How can you keep your lower back safe while lifting heavy objects?

The lower back is a very common site of injury. Lifting a heavy object – whether it’s a box, a piece of furniture, or a set of weights at the gym – can put the lower back at significant risk if done improperly. A little bit of knowledge about how to position the body safely while lifting can help to prevent the pain and dysfunction of an injured lower back. How can you stay safe while lifting?

How can lifting damage the lower back?

The main risk of improper lifting is that it can cause a herniation of a disc in the lumbar spine (the lower back). Lifting a heavy (or even a not-so-heavy) object with a rounded lower back puts a tremendous amount of force on these discs. In fact, bending at the waist to lift an object that weighs just 30 pounds can put more than 2000 pounds of compressive force on the lumbar discs!

With this amount of force, it’s very easy for a disc to become herniated. This means that the disc bulges outward. A herniated disc may cause pain and inflammation in the lower back, but it may also cause symptoms like tingling, pain, or numbness in the leg or foot, which result from nerve compression in the lower back.

How can you prevent herniated discs from lifting?

The most important piece of advice for low back safety is to maintain a neutral spine when lifting. Your low back naturally has a slight forward curve, and you should do your best to keep it that way during lifting.

Holding the object close to your body, and lifting with your legs, will put far less stress on your lumbar spine than bending at the waist to pick up the object. In part, this is due to leverage. An object held farther away from your body will put more force on your spine than the same object held close to you. Additionally, allowing the lower back to curve forward (which generally happens when bending at the waist) shifts most of the force of the object into the front part of the lumbar discs. This puts the discs at significant risk of herniation. Keeping the lumbar spine neutral helps to protect the discs.

To keep your lower back safe, follow this procedure as you lift:

Stand with a wide stance, then squat down near the object

As you prepare to lift the object, stand with your feet shoulder width apart and toes pointed slightly outward. This will position you for stability so that you can safely handle the object, and will also position your legs to be as powerful as possible so that they can do most of the lifting.

When you’re ready to lift, squat down near the object. NEVER bend over at the waist to pick up something heavy. Bend at the knees instead.

Hold the object close to your body, and tighten your core

As you grasp the object, hold it as close to your body as possible. This helps to keep the object stable, and also reduces the amount of force that it will apply to your body. Tighten your core (your abdominal muscles) a bit. This helps to brace your back and spread the load across different parts of your spine.

Take a moment to ensure that your spine is in a neutral position, with your low back curving slightly toward the front of your body, rather than rounded backward. (You don’t want to excessively arch your lower back, just ensure that the natural forward curve is present.) It helps to look straight ahead, rather than down at the object, so that you don’t reflexively curl your back over it.

Lift with your legs, not your back

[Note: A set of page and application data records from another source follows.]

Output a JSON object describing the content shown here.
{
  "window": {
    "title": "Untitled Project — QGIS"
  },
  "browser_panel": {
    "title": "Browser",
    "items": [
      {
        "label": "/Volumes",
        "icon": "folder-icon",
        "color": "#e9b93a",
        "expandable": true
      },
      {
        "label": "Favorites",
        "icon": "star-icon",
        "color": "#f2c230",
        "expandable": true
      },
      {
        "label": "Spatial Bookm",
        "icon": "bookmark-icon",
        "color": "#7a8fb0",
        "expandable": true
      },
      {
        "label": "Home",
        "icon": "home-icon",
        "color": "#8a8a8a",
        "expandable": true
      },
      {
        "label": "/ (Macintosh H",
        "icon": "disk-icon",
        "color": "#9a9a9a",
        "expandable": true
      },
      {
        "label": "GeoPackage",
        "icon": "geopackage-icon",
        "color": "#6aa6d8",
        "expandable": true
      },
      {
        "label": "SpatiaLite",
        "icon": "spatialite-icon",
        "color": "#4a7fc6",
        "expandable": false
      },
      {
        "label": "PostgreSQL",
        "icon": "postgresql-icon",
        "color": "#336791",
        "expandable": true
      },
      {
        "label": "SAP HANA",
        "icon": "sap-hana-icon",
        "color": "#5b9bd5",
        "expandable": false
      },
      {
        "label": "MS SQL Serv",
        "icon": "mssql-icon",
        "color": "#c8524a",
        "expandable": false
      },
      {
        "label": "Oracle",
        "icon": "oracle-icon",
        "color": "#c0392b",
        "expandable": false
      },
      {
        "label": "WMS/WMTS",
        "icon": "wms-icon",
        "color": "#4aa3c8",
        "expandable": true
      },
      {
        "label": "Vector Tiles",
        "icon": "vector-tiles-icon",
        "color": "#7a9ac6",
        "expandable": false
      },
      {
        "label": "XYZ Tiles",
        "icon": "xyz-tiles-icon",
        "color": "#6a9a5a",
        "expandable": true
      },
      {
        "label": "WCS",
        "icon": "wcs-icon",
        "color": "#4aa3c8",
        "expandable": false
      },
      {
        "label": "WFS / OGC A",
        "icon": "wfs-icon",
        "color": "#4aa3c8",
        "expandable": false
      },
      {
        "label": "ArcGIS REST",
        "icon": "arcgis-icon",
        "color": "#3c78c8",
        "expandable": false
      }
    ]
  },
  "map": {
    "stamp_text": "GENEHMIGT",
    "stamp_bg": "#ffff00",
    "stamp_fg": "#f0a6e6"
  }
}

Make sure that you have a secure grip on the object, so that it won’t drop or wobble. Next, straighten your legs to lift the object. You’ll notice that it’s mainly your leg muscles that do the work of lifting. The quadriceps (on the front of the thigh) and gluteus muscles (in the buttocks) generally provide most of the power, with your hamstrings (on the back of the thigh) and other leg muscles also contributing.

Your leg muscles are very powerful, and can lift more weight than your back muscles can. When you lift with your legs, you not only protect your low back, but you also give yourself the ability to lift heavier objects. The muscles of your arms and core will also be activated to some degree during lifting, for stability of your body and the object. However, it’s your leg muscles that will actually do most of the work.

Take care of your low back!

At her chiropractic office in Chester, NJ, Dr. Barnes has unfortunately seen many patients with herniated discs of the lumbar spine. Often, these patients were lifting an object when they became injured. In some cases, the object wasn’t even very heavy, but they were lifting it in an unsafe way.

Although chiropractic care can certainly help patients who have experienced a herniated disc, it’s much better to prevent problems than to treat them. Dr. Barnes considers it part of her mission to spread knowledge of how to lift safely, to help you protect your low back. We hope that these tips help you to stay pain-free for years to come.